The first time I saw a pride parade was in Manchester in 2000 or 2001. I was either 15 or 16 and I was in the UK either for my sisters’ graduations, or for one of their weddings. I can’t quite remember which trip it was. Back then it was just some very fancy people in colourful boas and clothings, and it was all a bit of a laugh, a bit of fun, and not very large or corporate. The parade happened to go right past the restaurant we were having lunch in, so without planning to, we got to see most of it.
That wasn’t very long after I first learnt the word ‘sodomy’, which had been bandied around a lot during the trial of the ex deputy prime minister of Malaysia. I won’t go into the politics of that, but suffice to say, because of the way I was brought up – first of all when I first heard the word I had to ask ‘what does it mean’, and when I found out, my response was very much “Ewwwwwww”.
At 15/16, I had no idea what my sexuality was, wasn’t even aware that I had been crushing on girls since puberty (they were girls.. and I’m supposed to crush on guys.. so this inexplicable desire to spend more time with these really hot androgyn girls wasn’t crushes right… or was it?).
Anyway – gay pride – fun, colourful people. NOT something I would ever do, after all I’m not gay.
My first gay pride in London – I went as a spectator, and I had by that point, fallen in love with the female half of my ‘lets have some fun’ threesome buddies/play-partners. But it was just play, wasn’t meant to last, and I really didn’t want to be in love with her so… I went to pride.. and I got drunk.. and I kissed girls… MANY girls..
That didn’t work. I got a good talking to, and that relationship continued.
Pride got put on a back burner for the few years after that – because life developed elsewhere and I didn’t have friends to go with and didn’t have any strong desire to get involved.
In 2014 I diversified my voluntary work portfolio and started to do more stuff with lgbt charities. In 2015 I signed up to be a ‘flagbearer’. It was a new initiative and they wanted representatives to carry flags from every country in the world. I thought that was amazing and I volunteered. I didn’t get to do it in the end because I was deployed to Sierra Leone for the Ebola outbreak right in June/July.. Oh.. what a bummer for pride… but hey saving lives is more important..
In 2016, I had spent enough time in the lgbt charities / inclusive & intersectional activism scene to begin starting to get really irritated by how pride in London was run. It is massively commercialised and corporatized. There were massive rolling accusations of pink-washing, and it became obvious to me that the entire thing was run by a bunch of cis white middle class men. Oh there was the token women and the 1 poc… but the majority of the committee was of that description. I wondered if there was any possibility of changing it. I looked into who could get involved. I discovered to my horror that none of the organising committee gets paid despite it being a full time job for 6 out of 12 months of the year, and a part time job the rest of the time. That leaves the only people who can run it.. to be erm.. well.. super privileged people… or… people from ‘the other half’. Hmm.. Okay that route is shut then… and now I understand it all a bit better.
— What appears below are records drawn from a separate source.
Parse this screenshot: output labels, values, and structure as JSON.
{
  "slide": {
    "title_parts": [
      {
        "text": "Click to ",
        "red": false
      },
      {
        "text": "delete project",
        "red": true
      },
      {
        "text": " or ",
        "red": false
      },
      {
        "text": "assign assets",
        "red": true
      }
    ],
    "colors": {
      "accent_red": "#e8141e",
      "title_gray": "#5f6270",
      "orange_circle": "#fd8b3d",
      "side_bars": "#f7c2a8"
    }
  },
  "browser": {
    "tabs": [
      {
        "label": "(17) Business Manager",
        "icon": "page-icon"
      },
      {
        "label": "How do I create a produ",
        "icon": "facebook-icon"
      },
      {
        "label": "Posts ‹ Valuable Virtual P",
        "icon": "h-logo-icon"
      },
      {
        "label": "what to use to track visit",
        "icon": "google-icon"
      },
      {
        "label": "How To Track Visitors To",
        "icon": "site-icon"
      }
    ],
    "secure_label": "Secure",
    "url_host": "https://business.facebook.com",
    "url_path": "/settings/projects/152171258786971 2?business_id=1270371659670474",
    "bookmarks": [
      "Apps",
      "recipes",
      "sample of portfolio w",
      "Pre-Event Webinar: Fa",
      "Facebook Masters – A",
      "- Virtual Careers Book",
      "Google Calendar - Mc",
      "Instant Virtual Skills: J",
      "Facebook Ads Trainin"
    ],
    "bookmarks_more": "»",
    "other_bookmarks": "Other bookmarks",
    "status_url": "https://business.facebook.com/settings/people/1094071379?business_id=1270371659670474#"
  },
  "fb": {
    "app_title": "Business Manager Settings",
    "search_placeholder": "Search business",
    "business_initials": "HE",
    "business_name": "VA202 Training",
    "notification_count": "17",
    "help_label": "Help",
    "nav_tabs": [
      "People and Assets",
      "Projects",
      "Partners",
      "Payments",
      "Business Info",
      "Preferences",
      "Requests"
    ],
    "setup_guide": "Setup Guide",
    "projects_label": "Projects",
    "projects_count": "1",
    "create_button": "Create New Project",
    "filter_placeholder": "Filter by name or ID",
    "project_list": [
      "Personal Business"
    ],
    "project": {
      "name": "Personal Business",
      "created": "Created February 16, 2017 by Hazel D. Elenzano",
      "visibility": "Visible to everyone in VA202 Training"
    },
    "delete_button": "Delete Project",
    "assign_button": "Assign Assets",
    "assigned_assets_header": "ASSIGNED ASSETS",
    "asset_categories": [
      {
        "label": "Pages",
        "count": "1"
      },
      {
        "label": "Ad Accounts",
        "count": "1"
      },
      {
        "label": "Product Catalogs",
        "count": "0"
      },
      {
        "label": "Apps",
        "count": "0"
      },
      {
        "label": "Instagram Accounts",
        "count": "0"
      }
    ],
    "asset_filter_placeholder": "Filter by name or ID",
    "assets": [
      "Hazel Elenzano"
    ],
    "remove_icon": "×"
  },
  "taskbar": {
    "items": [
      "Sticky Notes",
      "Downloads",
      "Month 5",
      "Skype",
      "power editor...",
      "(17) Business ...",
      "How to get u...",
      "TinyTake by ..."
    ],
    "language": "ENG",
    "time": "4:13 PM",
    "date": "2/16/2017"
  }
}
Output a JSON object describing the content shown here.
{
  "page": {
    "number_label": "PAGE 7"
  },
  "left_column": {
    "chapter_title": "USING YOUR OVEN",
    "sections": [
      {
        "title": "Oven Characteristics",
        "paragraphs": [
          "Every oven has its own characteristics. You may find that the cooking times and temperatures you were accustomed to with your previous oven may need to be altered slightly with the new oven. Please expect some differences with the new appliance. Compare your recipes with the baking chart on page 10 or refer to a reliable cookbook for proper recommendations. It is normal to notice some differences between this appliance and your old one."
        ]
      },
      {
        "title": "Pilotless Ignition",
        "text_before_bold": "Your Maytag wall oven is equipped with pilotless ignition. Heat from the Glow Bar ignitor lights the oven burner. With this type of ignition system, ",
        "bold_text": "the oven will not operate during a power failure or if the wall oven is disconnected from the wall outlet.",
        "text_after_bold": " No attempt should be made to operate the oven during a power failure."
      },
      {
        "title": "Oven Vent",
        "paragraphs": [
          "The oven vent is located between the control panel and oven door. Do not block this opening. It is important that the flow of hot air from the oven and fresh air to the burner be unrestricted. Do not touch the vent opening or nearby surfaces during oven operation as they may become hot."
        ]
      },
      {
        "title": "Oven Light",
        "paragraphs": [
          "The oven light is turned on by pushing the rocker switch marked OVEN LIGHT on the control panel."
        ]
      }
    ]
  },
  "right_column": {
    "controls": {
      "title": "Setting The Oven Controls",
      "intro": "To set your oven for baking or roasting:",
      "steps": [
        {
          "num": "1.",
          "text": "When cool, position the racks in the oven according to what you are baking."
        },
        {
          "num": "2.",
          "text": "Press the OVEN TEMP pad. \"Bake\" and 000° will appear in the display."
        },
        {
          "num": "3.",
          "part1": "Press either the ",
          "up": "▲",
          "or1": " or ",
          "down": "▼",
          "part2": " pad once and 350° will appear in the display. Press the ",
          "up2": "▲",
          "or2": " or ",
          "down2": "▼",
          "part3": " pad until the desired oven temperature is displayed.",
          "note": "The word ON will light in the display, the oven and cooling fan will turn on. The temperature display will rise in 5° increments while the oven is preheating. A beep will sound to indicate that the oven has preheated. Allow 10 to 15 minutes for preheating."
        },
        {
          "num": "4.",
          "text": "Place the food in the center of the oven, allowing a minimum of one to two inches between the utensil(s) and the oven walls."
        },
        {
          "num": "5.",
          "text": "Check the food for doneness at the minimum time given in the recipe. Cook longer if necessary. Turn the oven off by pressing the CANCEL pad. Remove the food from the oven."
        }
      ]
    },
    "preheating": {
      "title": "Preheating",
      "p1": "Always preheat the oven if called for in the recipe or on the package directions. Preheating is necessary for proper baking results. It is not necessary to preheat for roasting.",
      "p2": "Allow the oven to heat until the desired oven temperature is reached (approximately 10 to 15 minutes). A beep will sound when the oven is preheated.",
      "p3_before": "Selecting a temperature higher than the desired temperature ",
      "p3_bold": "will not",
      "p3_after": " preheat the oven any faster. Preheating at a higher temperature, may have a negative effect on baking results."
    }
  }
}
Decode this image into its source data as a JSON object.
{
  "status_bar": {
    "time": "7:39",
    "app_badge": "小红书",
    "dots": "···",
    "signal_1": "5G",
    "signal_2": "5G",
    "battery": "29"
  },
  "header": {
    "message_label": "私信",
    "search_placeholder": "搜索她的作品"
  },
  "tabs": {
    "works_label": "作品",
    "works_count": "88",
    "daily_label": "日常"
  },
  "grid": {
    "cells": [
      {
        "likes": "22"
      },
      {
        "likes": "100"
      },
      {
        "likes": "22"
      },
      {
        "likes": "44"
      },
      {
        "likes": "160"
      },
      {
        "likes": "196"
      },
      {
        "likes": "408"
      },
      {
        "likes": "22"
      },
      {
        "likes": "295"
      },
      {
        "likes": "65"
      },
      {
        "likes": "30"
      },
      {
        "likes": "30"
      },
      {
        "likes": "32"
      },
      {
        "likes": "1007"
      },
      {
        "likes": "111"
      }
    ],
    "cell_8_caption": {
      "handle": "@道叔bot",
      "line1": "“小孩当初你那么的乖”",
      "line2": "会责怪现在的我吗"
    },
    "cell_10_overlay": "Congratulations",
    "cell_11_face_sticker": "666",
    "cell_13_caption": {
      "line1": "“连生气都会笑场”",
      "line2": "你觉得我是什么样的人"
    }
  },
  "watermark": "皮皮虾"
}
My partners had no interest in marching, and I had no interested in being counted as a person who made it a success. But marching wasn’t the only thing one could do, and I could man a stall for SwitchBoard, the charity I predominantly volunteer for. Hmm.. that’s a good idea, I’ll still be involved, during important representative work for switchboard.. OK, I’ll do that.
So… until 2017 – I had never march in a pride parade. Of course, by 2016/2017 my involvement in various LGBT charities means I actually have far more options than ever before of marching. I could march with my employers (KCL/UCL), or my charities (Switchboard, Diversity Role Models, Scouts), or go as a flagbearer. I wasn’t spoilt for choice..
But as 2017 pride draws closer.. what happens but some big missteps by the organising committee. The bisexual representation fiasco, followed close behind by the advertising campaign fiasco. HRM…. Both issues which lie close to my heart as (1) I’m bisexual and (2) I have actively gone with Diversity Role Models into schools to explain to schoolkids why “that’s so gay” is not an acceptable way to describe people and objects.
Sigh… These are huge and I mean huuuuuuuuuuuuuuuuuuuge missteps by PrideinLondon. Yea they are doing a good job overall.. but.. BUT, they have succeeded in making me feel excluded, on multiple levels.
So no, I will not grace PrideinLondon with my presence this year. In any capacity. I know my presence/absence doesn’t make a darn iota of difference, but it makes a difference to me. There are enough people marching that ‘stand up and be counted’ isn’t relevant anymore. The huge number of commercial & corporate bodies marching, and the gradual decrease of charities & community groups is a warning sign to me that PRIDE has forgotten that it started as political activism. PrideinLondon no longer serves the community. It is now an avenue for large organisations to show how inclusive they are – which is also good and needed, but it isn’t the activism I have any interest in.